*PROBLEM DETAILS*: Reproduce every line that appears below, precisely and completely.

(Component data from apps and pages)
-=-=-

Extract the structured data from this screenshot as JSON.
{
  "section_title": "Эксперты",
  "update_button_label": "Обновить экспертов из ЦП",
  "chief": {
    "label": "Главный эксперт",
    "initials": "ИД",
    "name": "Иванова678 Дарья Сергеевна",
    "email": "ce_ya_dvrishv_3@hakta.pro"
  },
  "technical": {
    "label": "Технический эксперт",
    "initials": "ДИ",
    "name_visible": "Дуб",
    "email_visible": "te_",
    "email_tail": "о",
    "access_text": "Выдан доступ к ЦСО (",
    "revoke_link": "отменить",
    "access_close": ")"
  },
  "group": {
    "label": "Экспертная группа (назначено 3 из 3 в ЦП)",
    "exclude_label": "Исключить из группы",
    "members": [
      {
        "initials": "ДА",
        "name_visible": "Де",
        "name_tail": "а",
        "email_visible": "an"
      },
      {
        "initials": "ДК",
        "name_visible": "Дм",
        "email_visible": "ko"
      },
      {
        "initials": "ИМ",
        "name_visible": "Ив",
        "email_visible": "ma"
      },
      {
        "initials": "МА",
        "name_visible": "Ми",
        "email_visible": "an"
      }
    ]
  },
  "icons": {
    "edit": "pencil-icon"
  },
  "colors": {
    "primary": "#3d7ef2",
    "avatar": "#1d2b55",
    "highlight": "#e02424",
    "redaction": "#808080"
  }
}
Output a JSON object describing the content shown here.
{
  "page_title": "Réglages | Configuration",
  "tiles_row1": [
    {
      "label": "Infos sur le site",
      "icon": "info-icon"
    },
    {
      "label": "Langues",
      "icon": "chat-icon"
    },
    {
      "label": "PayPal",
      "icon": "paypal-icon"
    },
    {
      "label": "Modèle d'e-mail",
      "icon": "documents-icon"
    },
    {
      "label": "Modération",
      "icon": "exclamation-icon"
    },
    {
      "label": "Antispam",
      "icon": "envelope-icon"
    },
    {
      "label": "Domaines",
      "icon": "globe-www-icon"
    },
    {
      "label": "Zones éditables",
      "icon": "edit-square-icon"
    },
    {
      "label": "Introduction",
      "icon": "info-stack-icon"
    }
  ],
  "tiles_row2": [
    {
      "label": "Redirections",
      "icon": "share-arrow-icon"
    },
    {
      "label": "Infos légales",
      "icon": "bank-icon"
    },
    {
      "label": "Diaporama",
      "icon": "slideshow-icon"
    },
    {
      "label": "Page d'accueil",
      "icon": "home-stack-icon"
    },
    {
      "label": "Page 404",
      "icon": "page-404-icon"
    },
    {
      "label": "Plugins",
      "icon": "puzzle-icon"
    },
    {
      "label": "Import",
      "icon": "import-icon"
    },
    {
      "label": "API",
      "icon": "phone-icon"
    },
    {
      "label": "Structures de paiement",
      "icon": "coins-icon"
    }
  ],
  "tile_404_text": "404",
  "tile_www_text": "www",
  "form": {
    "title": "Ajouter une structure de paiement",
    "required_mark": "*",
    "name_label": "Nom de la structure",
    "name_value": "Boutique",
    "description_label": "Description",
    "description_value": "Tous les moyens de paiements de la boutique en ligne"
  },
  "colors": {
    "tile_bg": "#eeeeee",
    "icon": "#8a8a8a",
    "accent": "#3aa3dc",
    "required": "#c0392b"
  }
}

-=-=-

*TASK ANSWER*:
Extract the structured data from this screenshot as JSON.
{
  "section_title": "Эксперты",
  "update_button_label": "Обновить экспертов из ЦП",
  "chief": {
    "label": "Главный эксперт",
    "initials": "ИД",
    "name": "Иванова678 Дарья Сергеевна",
    "email": "ce_ya_dvrishv_3@hakta.pro"
  },
  "technical": {
    "label": "Технический эксперт",
    "initials": "ДИ",
    "name_visible": "Дуб",
    "email_visible": "te_",
    "email_tail": "о",
    "access_text": "Выдан доступ к ЦСО (",
    "revoke_link": "отменить",
    "access_close": ")"
  },
  "group": {
    "label": "Экспертная группа (назначено 3 из 3 в ЦП)",
    "exclude_label": "Исключить из группы",
    "members": [
      {
        "initials": "ДА",
        "name_visible": "Де",
        "name_tail": "а",
        "email_visible": "an"
      },
      {
        "initials": "ДК",
        "name_visible": "Дм",
        "email_visible": "ko"
      },
      {
        "initials": "ИМ",
        "name_visible": "Ив",
        "email_visible": "ma"
      },
      {
        "initials": "МА",
        "name_visible": "Ми",
        "email_visible": "an"
      }
    ]
  },
  "icons": {
    "edit": "pencil-icon"
  },
  "colors": {
    "primary": "#3d7ef2",
    "avatar": "#1d2b55",
    "highlight": "#e02424",
    "redaction": "#808080"
  }
}
Output a JSON object describing the content shown here.
{
  "page_title": "Réglages | Configuration",
  "tiles_row1": [
    {
      "label": "Infos sur le site",
      "icon": "info-icon"
    },
    {
      "label": "Langues",
      "icon": "chat-icon"
    },
    {
      "label": "PayPal",
      "icon": "paypal-icon"
    },
    {
      "label": "Modèle d'e-mail",
      "icon": "documents-icon"
    },
    {
      "label": "Modération",
      "icon": "exclamation-icon"
    },
    {
      "label": "Antispam",
      "icon": "envelope-icon"
    },
    {
      "label": "Domaines",
      "icon": "globe-www-icon"
    },
    {
      "label": "Zones éditables",
      "icon": "edit-square-icon"
    },
    {
      "label": "Introduction",
      "icon": "info-stack-icon"
    }
  ],
  "tiles_row2": [
    {
      "label": "Redirections",
      "icon": "share-arrow-icon"
    },
    {
      "label": "Infos légales",
      "icon": "bank-icon"
    },
    {
      "label": "Diaporama",
      "icon": "slideshow-icon"
    },
    {
      "label": "Page d'accueil",
      "icon": "home-stack-icon"
    },
    {
      "label": "Page 404",
      "icon": "page-404-icon"
    },
    {
      "label": "Plugins",
      "icon": "puzzle-icon"
    },
    {
      "label": "Import",
      "icon": "import-icon"
    },
    {
      "label": "API",
      "icon": "phone-icon"
    },
    {
      "label": "Structures de paiement",
      "icon": "coins-icon"
    }
  ],
  "tile_404_text": "404",
  "tile_www_text": "www",
  "form": {
    "title": "Ajouter une structure de paiement",
    "required_mark": "*",
    "name_label": "Nom de la structure",
    "name_value": "Boutique",
    "description_label": "Description",
    "description_value": "Tous les moyens de paiements de la boutique en ligne"
  },
  "colors": {
    "tile_bg": "#eeeeee",
    "icon": "#8a8a8a",
    "accent": "#3aa3dc",
    "required": "#c0392b"
  }
}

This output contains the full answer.